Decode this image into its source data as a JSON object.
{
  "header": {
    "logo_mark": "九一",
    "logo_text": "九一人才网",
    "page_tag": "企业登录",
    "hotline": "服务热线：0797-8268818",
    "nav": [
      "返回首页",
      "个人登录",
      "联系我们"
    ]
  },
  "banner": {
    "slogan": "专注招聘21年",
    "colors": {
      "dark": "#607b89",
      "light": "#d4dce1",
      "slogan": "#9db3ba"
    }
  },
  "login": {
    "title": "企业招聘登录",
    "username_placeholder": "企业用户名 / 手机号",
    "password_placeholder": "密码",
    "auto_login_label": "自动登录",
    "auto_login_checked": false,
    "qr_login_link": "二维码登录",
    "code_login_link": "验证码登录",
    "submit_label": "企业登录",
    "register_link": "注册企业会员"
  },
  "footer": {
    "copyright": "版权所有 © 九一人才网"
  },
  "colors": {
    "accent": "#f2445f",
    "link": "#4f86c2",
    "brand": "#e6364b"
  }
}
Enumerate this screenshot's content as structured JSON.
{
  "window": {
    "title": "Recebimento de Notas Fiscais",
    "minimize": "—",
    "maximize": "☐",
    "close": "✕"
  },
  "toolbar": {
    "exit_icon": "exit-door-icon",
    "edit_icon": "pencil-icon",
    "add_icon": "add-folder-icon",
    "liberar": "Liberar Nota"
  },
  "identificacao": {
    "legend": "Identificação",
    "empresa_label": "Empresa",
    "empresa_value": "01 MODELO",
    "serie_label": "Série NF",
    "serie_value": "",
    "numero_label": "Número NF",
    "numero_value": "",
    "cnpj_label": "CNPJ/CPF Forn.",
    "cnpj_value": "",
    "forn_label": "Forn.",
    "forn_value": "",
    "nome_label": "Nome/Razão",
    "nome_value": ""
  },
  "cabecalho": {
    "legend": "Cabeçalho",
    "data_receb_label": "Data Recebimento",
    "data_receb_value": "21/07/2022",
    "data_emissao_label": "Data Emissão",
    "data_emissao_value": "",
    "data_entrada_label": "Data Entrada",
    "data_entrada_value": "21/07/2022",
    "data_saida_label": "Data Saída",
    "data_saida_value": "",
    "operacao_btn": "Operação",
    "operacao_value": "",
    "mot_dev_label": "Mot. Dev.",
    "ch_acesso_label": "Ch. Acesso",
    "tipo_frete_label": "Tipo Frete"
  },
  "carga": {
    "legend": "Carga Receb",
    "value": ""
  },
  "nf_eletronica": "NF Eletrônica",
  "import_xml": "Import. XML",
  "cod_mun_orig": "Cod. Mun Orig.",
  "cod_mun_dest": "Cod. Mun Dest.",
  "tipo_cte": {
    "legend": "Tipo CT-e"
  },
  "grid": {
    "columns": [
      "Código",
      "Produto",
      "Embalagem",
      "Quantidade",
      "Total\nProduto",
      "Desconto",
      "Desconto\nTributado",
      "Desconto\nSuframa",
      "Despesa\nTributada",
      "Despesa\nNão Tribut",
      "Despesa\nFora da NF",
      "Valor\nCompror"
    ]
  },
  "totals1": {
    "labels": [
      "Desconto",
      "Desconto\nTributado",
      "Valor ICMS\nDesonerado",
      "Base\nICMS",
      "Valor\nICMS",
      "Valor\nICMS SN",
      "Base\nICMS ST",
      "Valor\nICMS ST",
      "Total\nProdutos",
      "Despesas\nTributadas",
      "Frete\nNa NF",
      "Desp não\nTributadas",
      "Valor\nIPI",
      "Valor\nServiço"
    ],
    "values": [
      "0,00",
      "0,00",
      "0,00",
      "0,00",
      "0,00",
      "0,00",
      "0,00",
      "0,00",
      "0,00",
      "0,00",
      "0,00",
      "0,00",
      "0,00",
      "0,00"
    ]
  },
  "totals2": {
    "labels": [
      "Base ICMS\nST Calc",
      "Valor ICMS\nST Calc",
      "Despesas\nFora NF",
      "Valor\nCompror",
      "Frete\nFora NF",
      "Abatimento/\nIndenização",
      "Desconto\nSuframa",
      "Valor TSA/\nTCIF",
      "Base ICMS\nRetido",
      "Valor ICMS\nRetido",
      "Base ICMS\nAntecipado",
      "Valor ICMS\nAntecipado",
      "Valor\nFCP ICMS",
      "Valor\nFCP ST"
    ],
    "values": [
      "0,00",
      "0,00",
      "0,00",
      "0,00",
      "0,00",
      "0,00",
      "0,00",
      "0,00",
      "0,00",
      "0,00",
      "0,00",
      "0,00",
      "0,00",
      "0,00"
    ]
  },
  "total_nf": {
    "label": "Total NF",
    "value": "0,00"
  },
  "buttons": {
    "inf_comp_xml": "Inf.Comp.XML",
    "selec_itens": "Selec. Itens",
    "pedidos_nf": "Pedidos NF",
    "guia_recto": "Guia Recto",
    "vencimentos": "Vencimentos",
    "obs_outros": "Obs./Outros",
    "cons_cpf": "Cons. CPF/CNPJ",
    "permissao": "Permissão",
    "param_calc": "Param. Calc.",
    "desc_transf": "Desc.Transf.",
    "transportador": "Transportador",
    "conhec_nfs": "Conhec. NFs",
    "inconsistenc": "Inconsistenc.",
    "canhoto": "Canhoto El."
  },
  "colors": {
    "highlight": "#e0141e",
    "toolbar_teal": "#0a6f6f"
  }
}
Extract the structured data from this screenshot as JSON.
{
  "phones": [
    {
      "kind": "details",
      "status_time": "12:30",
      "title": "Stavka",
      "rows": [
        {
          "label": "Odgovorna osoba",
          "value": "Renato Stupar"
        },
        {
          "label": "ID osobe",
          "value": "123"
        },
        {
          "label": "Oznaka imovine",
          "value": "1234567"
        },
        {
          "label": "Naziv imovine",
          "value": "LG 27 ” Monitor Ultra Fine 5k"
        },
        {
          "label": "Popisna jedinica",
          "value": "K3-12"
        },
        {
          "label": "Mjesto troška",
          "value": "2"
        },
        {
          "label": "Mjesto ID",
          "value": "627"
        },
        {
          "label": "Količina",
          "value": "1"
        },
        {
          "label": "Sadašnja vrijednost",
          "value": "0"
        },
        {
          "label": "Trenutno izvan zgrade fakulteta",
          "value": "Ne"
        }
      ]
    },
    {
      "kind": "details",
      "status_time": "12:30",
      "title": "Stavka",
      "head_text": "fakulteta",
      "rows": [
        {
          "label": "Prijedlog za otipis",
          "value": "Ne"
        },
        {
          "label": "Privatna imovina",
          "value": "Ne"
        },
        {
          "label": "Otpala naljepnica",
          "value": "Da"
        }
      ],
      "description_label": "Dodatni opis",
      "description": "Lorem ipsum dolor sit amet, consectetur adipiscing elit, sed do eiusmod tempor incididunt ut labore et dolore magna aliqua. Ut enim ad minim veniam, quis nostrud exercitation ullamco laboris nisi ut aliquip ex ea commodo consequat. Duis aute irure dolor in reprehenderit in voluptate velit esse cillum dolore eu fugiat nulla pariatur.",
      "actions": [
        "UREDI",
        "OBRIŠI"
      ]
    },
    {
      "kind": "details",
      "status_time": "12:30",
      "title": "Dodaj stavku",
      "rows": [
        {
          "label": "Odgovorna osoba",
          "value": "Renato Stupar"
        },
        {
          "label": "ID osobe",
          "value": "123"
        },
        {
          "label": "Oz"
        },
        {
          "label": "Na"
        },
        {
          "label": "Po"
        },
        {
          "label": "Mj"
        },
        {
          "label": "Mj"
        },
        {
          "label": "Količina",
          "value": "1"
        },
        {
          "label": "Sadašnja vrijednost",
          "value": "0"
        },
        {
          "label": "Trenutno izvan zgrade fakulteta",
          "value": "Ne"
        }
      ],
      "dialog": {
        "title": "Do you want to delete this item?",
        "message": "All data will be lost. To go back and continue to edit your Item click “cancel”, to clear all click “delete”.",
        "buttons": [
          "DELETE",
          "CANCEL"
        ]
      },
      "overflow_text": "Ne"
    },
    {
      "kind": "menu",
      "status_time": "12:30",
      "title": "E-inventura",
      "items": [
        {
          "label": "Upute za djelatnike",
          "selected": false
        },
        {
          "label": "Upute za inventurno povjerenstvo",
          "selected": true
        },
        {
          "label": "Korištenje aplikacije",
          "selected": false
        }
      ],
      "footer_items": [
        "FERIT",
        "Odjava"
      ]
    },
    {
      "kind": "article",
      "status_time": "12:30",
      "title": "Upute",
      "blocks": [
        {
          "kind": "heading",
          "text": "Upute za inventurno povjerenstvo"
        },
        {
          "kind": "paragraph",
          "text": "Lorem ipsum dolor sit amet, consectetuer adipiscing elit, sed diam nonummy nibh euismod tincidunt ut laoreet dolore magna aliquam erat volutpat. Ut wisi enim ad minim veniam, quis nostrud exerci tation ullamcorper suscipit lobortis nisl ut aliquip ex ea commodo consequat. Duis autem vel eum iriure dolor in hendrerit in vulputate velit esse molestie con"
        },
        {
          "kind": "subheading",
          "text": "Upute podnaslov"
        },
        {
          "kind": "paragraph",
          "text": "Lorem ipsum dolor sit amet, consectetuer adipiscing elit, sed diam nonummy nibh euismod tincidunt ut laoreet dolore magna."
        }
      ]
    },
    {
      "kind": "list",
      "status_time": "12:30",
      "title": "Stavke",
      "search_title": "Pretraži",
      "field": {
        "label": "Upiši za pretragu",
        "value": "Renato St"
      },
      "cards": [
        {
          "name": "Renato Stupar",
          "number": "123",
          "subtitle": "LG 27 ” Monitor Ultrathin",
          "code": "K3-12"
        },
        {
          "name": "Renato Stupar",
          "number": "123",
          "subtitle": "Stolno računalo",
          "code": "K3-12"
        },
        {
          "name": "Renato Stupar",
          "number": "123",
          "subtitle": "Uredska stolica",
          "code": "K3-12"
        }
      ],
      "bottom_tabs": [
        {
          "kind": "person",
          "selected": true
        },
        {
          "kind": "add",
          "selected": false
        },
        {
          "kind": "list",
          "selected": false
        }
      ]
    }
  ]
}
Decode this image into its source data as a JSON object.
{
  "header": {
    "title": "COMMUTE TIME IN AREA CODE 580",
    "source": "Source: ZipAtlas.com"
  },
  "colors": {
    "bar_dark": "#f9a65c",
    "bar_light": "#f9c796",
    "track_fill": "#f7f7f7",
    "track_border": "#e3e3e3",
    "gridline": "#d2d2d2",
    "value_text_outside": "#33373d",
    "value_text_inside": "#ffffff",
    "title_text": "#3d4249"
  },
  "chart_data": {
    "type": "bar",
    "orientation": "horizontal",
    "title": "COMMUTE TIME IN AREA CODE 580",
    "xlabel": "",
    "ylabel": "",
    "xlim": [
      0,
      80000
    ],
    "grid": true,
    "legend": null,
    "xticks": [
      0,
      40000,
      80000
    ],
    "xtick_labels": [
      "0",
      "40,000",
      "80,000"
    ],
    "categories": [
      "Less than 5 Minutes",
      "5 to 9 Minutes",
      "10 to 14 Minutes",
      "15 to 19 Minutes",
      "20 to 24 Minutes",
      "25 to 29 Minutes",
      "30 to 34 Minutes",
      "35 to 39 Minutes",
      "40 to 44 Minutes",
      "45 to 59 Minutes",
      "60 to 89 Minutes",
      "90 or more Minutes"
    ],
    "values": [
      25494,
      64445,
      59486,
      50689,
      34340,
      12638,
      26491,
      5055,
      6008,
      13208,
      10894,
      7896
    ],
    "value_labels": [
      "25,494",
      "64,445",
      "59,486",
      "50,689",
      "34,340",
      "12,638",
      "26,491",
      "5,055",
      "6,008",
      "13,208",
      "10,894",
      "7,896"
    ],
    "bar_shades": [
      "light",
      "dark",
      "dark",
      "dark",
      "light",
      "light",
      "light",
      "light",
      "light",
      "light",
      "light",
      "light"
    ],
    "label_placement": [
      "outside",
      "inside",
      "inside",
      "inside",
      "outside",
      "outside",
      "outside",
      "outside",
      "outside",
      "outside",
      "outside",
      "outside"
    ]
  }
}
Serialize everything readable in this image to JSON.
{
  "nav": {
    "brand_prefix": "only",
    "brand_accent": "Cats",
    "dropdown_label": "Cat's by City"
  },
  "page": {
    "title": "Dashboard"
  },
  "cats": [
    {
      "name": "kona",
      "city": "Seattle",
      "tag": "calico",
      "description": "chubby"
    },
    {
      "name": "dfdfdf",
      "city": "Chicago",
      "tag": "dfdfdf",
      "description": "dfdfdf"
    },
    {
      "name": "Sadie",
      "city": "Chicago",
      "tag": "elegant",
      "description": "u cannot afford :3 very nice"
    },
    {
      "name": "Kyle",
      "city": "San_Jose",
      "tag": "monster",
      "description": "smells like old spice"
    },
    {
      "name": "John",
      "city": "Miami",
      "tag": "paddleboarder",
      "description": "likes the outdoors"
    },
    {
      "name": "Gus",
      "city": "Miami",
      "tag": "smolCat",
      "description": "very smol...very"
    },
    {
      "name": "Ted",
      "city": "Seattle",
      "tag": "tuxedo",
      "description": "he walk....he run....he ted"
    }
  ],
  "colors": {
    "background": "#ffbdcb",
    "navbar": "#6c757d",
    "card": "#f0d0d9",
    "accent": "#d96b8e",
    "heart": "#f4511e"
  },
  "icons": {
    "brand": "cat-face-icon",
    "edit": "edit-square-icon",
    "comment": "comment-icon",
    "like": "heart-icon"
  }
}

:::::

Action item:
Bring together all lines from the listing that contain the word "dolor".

Result of the exercise:
      "description": "Lorem ipsum dolor sit amet, consectetur adipiscing elit, sed do eiusmod tempor incididunt ut labore et dolore magna aliqua. Ut enim ad minim veniam, quis nostrud exercitation ullamco laboris nisi ut aliquip ex ea commodo consequat. Duis aute irure dolor in reprehenderit in voluptate velit esse cillum dolore eu fugiat nulla pariatur.",
          "text": "Lorem ipsum dolor sit amet, consectetuer adipiscing elit, sed diam nonummy nibh euismod tincidunt ut laoreet dolore magna aliquam erat volutpat. Ut wisi enim ad minim veniam, quis nostrud exerci tation ullamcorper suscipit lobortis nisl ut aliquip ex ea commodo consequat. Duis autem vel eum iriure dolor in hendrerit in vulputate velit esse molestie con"
          "text": "Lorem ipsum dolor sit amet, consectetuer adipiscing elit, sed diam nonummy nibh euismod tincidunt ut laoreet dolore magna."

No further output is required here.